The virtual event includes a town hall for the descendants of the Elaine Massacre.
In the spring of 2021, State Senator Joyce Elliott sponsored a bill to create the Unify Arkansas Commission and establish an official observance of the National Day of Racial Healing. SB 674 did not make it out of committee, which prompted Lisa Hicks-Gilbert to create the inaugural Elaine Unity Fest The virtual festival includes a series of events Sept. 30 to Oct. 3.
“We don’t need permission or we don’t need a bill to tell us that we need to have unity, not just in Phillips County, but in the state of Arkansas,” Hicks-Gilbert says. “So what better place to have a unity fest in the state of Arkansas than where the worst tragedy of the state happened.”
The Elaine Massacre was the deadliest racial confrontation in the state’s history and possibly the bloodiest racial conflict in the history of the country, according to the Encyclopedia of Arkansas. A shooting incident on Sept. 30, 1919 escalated into mob violence and it’s estimated hundreds of African Americans were killed by whites, although the exact number is unknown.
Hicks-Gilbert is the founder and managing director of the Descendants of the Elaine Massacre of 1919, a group that amplifies the voices of descendants and supports the economic empowerment efforts of Elaine and the surrounding communities. She is a descendant of Ed and Frank Hicks, and first learned of her family’s connection to the massacre from her grandmother, who was not comfortable speaking about the incident.
Her grandmother would share pieces of the story and Hicks-Gilbert collected what information she could over time. Per her grandmother’s request, Hicks-Gilbert waited until she died in December 2019 to start speaking out and officially formed the group in March 2020.

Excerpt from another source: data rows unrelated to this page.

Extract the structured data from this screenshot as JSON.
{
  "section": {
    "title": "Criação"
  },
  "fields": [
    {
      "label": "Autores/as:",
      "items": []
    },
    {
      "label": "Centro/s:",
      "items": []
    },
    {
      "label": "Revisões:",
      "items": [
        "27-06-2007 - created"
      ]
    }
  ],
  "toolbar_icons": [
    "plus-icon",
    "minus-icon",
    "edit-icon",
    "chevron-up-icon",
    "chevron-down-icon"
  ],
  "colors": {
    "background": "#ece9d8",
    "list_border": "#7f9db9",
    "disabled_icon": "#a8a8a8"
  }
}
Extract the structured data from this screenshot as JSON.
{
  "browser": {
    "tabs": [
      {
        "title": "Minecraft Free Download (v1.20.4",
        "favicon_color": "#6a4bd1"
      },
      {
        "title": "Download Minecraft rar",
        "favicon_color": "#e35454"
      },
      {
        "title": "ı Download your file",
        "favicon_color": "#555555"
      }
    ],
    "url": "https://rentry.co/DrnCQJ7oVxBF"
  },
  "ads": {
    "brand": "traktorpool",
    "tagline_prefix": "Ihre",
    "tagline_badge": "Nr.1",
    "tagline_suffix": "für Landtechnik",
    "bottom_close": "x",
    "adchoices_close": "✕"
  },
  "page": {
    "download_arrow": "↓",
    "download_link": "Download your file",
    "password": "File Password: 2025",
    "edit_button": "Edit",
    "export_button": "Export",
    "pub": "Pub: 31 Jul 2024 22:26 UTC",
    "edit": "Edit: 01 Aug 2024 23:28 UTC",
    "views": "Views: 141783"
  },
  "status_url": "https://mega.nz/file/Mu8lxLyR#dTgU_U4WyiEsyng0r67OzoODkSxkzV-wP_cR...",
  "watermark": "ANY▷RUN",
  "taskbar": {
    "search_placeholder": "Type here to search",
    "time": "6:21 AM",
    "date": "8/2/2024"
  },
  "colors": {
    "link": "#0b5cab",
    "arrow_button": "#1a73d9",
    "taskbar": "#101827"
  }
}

The Elaine Unity Fest will begin Sept. 30 with a conversation with Charlotte Hill O’Neal, co-founder of the United African Alliance Community Center in Tanzania and great-niece of Robert L. Hill. He helped organize the Progressive Farmers and Household Union of America in 1918 and fled Arkansas during the Elaine Massacre.
A virtual town hall is also scheduled for Thursday evening. The event is needed because there are a lot of things where the community is feeling left out, Hicks-Gilbert says. She anticipates questions about why the Elaine Massacre memorial was placed in Helena and why the community was not included in conversations about how reparations given to the Elaine Legacy Center are used.
Hicks-Gilbert also expects participants to ask about city government and she hopes to discuss ways people can address some of the issues in the community by speaking at city council meetings, helping host events for young people and volunteering.
“They’re going to come with problems or issues or concerns, and I’m going to spend some time making sure that they understand that we know their problems, what am I personally going to do to help fix them,” Hicks-Gilbert said.
The Arkansas Peace and Justice Memorial Movement will host a restorative justice symposium Friday and author Janis Kearney will host two writing workshops Saturday, one for adults and one for children. Kearney is president and founder of the Celebrate! Maya Project, which promotes the life and legacy of Maya Angelou through public forums, writing and creative arts competitions. The festival winds down Sunday with a call for churches to remember the victims of the Elaine Massacre during their services.
The massacre prevented generational wealth and because of that generational poverty has been rampant for more than a century, Hicks-Gilbert says. Approximately 16,500 people live in Phillips County and more than 62 percent of the population is African American, according to the United States Census Bureau. An estimated one in three people live below the poverty line in Phillips County and improving the state of the community cannot be done alone, Hicks-Gilbert says.
“I hope that the citizens and the descendants in particular understand what [our ancestors] were fighting for,” she says. “They were fighting for better for their community, for themselves, for their family and for us, for their descendants, and that we need to get back to that. We need to step it up and get back to that.”
The inaugural Elaine Unity Fest is Sept. 30 to Oct. 3. Details about the free, virtual event are available on the Descendants of the Elaine Massacre of 1919’s Facebook page.